**Work task:** Find all the lines in the material below with the word "this", and copy them.

**Exercise materials:**
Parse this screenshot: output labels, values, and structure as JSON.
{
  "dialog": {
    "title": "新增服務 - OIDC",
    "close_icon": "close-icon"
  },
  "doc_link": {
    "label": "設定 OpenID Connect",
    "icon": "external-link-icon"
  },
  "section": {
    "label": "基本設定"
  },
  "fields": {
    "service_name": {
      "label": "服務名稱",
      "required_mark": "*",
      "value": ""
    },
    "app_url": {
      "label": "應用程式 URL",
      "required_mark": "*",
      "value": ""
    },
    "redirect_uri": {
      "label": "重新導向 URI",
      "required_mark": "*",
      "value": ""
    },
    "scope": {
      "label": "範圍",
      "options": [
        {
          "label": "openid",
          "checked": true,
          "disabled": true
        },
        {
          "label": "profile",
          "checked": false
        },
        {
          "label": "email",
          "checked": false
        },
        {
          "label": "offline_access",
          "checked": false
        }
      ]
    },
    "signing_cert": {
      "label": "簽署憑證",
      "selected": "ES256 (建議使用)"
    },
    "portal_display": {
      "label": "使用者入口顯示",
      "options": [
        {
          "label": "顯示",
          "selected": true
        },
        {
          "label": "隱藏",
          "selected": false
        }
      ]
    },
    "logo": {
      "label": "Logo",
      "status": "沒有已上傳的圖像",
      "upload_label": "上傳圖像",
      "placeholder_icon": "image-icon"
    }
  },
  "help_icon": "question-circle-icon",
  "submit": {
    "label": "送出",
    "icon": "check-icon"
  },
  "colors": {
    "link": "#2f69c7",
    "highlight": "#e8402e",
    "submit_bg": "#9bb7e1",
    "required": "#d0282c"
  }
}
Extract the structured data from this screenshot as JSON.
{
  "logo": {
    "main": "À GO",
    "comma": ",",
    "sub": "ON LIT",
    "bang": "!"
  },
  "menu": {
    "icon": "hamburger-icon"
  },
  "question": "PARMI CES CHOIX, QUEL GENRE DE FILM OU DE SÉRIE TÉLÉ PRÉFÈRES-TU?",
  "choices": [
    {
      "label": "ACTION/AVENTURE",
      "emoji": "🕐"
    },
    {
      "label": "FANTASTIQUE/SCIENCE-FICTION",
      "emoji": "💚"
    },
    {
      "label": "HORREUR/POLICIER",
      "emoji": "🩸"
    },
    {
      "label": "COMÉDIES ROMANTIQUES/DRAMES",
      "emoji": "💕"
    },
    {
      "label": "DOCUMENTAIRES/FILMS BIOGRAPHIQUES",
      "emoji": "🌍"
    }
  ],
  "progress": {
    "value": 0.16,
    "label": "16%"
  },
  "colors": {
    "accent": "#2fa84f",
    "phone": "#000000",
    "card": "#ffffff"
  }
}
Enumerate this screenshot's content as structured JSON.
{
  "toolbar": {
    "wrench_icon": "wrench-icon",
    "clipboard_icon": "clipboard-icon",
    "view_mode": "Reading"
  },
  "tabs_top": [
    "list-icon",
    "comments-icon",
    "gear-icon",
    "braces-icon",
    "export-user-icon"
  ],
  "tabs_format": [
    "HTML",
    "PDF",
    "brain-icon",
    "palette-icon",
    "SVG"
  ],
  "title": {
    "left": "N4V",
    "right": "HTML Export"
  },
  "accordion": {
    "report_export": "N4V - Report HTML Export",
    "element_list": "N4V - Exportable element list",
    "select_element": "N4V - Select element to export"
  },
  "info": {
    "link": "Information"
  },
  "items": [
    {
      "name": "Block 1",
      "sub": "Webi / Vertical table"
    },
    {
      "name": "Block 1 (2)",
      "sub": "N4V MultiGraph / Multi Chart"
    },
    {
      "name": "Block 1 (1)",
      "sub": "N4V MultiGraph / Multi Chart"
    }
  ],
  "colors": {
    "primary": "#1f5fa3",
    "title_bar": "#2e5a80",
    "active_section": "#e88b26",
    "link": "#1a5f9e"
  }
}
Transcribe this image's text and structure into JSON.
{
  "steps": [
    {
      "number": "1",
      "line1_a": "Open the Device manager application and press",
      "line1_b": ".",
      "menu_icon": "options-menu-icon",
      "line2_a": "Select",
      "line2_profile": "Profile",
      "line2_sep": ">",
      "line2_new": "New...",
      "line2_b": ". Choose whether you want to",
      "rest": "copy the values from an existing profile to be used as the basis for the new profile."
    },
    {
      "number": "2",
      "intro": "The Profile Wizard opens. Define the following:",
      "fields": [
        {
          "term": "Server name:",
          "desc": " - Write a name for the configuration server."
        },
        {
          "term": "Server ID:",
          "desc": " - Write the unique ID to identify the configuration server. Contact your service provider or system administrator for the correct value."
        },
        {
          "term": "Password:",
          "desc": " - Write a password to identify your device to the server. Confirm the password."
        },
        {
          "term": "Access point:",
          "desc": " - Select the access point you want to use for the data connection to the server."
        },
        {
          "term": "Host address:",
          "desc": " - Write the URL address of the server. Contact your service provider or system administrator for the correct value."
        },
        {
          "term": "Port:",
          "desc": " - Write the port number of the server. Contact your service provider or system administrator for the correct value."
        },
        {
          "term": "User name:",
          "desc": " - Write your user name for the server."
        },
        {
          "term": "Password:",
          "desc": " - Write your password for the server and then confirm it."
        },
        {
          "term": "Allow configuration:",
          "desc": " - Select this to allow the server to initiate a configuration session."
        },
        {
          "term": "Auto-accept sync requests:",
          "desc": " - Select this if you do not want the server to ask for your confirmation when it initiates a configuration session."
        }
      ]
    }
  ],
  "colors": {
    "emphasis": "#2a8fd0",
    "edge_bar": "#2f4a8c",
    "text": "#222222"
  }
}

**Final answer:**
Parse this screenshot: output labels, values, and structure as JSON.
Extract the structured data from this screenshot as JSON.
Enumerate this screenshot's content as structured JSON.
Transcribe this image's text and structure into JSON.
          "desc": " - Select this to allow the server to initiate a configuration session."
          "desc": " - Select this if you do not want the server to ask for your confirmation when it initiates a configuration session."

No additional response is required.